# List all actions generated while building all dependencies of //src/target_a
$ bazel aquery 'deps(//src/target_a)'

# List all actions generated while building all dependencies of //src/target_a
# that have C++ files in their inputs.
$ bazel aquery 'inputs(".*cc”, deps(//src/target_a))'

# Which action generated `foo.out` after building all dependencies of target //src/target_a
$ bazel aquery ‘outputs(“.*foo.out”, deps(//src/target_a))’

Apart from these basic features, aquery offers customizations for your specific use cases with its various flags and tools.

Output Formats

aquery supports 3 different output formats: text (default, human-readable with formatting), proto and textproto (a human-readable representation of the proto output).


A common use case of aquery is to find the action responsible for generating a particular file foo.out. However, it is often the case that multiple build commands for different targets were run prior to the query. Imagine the following sequence:

  1. Run bazel build //target_a
  2. Run bazel build //target_b
  3. File foo.out was generated.

One could run bazel aquery 'outputs("foo.out", //target_a)' and bazel aquery 'outputs("foo.out", //target_b)' to figure out the action responsible for creating foo.out, and in turn the target. However, the number of different targets previously built can be larger than 2, which makes running multiple aquery commands a hassle.

As an alternative, the --skyframe_state flag can be used:

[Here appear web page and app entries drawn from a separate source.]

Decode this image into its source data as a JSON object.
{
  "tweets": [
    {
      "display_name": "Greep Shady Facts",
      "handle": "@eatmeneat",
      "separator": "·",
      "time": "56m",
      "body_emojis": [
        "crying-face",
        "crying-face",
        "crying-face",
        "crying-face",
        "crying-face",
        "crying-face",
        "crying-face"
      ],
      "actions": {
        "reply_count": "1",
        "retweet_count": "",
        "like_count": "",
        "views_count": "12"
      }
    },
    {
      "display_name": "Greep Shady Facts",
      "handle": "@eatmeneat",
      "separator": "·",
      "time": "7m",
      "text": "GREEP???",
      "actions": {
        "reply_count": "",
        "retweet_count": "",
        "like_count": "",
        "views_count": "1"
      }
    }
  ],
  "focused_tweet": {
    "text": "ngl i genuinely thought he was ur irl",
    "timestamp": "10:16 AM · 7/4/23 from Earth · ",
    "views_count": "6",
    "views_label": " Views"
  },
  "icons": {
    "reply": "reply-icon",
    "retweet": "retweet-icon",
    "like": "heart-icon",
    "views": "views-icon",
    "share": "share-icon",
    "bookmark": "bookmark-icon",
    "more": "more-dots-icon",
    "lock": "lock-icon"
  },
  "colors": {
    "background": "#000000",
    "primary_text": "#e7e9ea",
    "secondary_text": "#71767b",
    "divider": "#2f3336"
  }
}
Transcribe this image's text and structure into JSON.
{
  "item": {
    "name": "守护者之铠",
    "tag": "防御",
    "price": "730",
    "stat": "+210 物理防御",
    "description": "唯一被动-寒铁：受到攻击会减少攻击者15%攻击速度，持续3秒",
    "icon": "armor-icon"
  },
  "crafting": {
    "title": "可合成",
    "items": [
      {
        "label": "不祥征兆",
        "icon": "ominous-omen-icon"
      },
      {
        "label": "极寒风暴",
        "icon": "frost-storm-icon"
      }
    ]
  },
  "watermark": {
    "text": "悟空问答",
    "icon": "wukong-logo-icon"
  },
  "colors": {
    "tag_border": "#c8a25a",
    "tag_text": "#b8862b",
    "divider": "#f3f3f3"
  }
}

# Find all actions on skyframe that has “foo.out” as an output
bazel aquery --skyframe_state --output=proto ‘outputs(“*.foo.out”)’

With --skyframe_state mode, aquery takes the content of the action graph that Skyframe3 keeps on the current instance of Bazel and (optionally) performs filtering on it and outputs the content, without re-running the analysis phase.

Note that for --skyframe_state, the target label is omitted from the query expression. More details on this flag can be found here.

Comparing Aquery Outputs With aquery_differ

There are times when there’s a need to compare two different aquery outputs (for instance: when you make some changes to your rule definition and want to verify that the command lines being run is still the same). aquery_differ is the tool for that.

# The tool is available at
$ bazel run //tools/aquery_differ -- \
--before=/path/to/before.proto \
--after=/path/to/after.proto \
--input_type=proto \
--attrs=cmdline \

The above command returns the difference between the before and after aquery outputs (e.g. which actions were present in one but not the other, which actions have different command line/inputs in each aquery output, ...).

With this blog post, we declare aquery stable and supported by the Bazel team. Please give it a try and let us know what you think! For more details on aquery, check out the aquery documentation.

1: In the actual implementation of Bazel, we interleave _loading & analysis phases. The “Target Graph” at the end of Loading phase is only materialized with bazel query and not in actual builds._

2: For a more detailed overview of the action graph, check out Jin’s blog post.

3: Skyframe is the evaluation and incrementality model of Bazel. On each instance of Bazel server, Skyframe stores the dependency graph constructed from the previous runs of the analysis phase.